§ **EXERCISE DIRECTIONS**: Copy each line of the listing where the word "JSON" can be found.
[RECORDS FOR THE TASK Boundary: Start]
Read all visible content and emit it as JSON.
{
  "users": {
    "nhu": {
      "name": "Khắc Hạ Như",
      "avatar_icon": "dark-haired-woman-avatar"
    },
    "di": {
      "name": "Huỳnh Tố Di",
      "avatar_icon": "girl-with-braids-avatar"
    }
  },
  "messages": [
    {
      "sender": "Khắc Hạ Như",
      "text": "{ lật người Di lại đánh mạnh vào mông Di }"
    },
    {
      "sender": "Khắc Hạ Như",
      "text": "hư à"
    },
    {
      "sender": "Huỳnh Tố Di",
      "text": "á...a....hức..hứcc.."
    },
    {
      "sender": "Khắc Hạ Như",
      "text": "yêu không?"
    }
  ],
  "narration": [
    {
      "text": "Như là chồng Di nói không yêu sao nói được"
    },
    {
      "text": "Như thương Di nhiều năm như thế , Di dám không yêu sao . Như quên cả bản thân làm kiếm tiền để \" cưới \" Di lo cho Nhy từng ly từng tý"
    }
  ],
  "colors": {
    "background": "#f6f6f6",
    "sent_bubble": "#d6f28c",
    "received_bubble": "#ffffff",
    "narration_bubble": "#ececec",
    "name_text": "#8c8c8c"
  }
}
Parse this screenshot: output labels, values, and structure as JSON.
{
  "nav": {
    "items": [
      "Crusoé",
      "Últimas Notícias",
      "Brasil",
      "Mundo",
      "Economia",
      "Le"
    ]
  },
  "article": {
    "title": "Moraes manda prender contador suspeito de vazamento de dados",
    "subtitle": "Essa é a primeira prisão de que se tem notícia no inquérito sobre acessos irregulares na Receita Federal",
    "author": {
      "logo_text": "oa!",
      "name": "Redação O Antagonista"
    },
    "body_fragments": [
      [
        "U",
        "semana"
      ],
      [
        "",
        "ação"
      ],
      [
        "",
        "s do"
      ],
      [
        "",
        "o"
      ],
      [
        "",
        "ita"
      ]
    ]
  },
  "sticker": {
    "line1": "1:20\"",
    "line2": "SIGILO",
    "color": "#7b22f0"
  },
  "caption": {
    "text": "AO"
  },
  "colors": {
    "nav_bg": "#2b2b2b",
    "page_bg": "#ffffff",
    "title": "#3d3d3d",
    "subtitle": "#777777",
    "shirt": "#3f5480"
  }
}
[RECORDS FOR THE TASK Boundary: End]
§ **RESPONSE AREA**:
Read all visible content and emit it as JSON.
Parse this screenshot: output labels, values, and structure as JSON.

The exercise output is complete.